  • Joe heard that his grandmother was in the hospital. He called the hospital to find out her condition. Can her condition be disclosed?
  • Yes. As long as Mrs. Jones hasn’t decided to be a No Info patient, we can disclose the room number and condition in general terms such as good, fair, serious or critical.
quick quiz1
Quick Quiz
  • A person calls you, identifying themselves as the spouse of a patient. Can we provide detailed patient information based only on the fact that they are married?
  • No. Even if we are able to verify the callers identity as the spouse, a person is not entitled to a spouse’s PHI based on marriage alone. (As with any other caller, they can get Facility Directory info - if the patient isn’t No Info).

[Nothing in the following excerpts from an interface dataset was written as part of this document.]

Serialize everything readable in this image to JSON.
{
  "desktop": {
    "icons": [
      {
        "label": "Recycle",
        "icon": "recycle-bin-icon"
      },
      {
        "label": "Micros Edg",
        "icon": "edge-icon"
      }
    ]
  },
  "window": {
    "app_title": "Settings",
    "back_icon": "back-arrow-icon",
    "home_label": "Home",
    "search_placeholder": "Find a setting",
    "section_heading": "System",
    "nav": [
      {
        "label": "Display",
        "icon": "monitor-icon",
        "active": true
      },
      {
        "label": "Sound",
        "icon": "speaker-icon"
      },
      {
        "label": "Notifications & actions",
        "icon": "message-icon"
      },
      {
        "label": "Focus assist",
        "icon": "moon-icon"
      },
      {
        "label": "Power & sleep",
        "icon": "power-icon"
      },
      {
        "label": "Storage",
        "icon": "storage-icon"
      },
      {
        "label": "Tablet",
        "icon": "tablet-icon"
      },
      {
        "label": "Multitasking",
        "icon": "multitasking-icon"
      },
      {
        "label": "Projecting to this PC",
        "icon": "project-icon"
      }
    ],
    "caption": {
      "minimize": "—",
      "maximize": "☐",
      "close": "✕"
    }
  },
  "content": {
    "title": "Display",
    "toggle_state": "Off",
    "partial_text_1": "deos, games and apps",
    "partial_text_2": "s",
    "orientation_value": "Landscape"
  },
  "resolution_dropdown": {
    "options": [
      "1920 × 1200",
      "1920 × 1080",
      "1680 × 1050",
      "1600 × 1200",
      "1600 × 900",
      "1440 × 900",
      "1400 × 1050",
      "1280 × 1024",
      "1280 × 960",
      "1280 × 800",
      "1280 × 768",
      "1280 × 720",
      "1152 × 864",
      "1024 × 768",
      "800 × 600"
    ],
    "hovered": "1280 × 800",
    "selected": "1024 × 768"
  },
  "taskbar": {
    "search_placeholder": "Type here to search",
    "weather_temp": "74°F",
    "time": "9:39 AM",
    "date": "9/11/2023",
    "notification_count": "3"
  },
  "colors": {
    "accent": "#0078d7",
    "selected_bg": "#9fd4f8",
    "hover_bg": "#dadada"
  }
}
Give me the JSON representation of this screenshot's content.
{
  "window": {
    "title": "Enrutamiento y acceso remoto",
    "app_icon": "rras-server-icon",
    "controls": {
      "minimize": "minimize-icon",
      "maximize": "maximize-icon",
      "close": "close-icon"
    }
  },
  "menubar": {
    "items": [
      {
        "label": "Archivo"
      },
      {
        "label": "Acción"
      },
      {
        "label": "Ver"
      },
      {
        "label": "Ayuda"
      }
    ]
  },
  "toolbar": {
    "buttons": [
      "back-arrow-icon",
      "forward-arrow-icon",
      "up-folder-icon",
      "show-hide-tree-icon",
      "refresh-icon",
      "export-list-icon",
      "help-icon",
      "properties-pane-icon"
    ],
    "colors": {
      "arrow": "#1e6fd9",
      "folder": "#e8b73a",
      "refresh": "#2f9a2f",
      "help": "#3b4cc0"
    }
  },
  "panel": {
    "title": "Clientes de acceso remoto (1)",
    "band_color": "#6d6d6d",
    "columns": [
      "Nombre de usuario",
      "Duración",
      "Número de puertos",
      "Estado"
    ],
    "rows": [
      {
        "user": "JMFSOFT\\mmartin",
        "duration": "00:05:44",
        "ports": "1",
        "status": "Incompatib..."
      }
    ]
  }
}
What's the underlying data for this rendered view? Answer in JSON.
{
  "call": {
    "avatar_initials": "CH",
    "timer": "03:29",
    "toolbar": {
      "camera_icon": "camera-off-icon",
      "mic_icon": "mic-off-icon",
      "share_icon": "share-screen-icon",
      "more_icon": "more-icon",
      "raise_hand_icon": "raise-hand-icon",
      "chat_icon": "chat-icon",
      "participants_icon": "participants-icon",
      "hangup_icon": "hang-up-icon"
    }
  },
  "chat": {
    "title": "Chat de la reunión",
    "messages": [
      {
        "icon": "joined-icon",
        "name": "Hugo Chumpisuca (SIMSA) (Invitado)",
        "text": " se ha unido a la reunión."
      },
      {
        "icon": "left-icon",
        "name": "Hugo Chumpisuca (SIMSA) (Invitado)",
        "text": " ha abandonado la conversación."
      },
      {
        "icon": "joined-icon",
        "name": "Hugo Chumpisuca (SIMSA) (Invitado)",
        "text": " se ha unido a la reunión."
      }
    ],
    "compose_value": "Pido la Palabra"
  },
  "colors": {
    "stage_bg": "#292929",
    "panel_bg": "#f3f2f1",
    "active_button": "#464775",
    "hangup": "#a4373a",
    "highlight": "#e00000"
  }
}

  • If the patient has not communicated a desire to have their spouse informed – either verbally or in written form - you would need to determine if the spouse is involved in the patient’s care or payment for that care, and to what extent prior to any disclosure.
quick quiz2
Quick Quiz
  • Is it ok to discuss patient information in public areas as long as you do not use the patient’s name?
  • No. Even without saying the name, others may be able to determine who you are discussing – or think they know. This is not an appropriate way to find out about a loved one’s prognosis.
  • Even in an appropriate area, maintain professionalism. We have had investigated several complaints stemming from patients overhearing their caregivers making derisive comments about them.
quick quiz3
Quick Quiz
  • Is looking up patient information out of concern or curiosity ok, as long as you don’t disclose what you see to others?
  • No. Access patient information only when you have a legitimate, work related need to know.
  • Similarly, it is not appropriate to “just check” whether someone is or has been a patient because of something you’ve heard in the media.
quick quiz4
Quick Quiz
  • You are at work and see a friend as you walk down the hall. You stop and say hello. They tell you that they are in for tests and you wish them well and go on your way. When you get home, can you tell anyone about your friend’s tests?
  • No. Any information that you gain while you are working as a member of Alegent Health’s workforce or while visiting one of our sites must be treated confidentially.
    • Consider your friend’s situation – they may not have expected to see you and (short of hiding behind a plant) could not avoid speaking to you.
    • In this type of situation, avoid direct questions about their reason for being there and if your friend does give you details, ask if it ok to share with others before doing so. Then be sure to say you have permission when you share!
certificate of completion
Certificate of Completion
  • Thank you for completing Alegent Health’s
  • HIPAA Privacy & Information Security Training online.
  • Name Date
  • Please print this page for documentation purposes.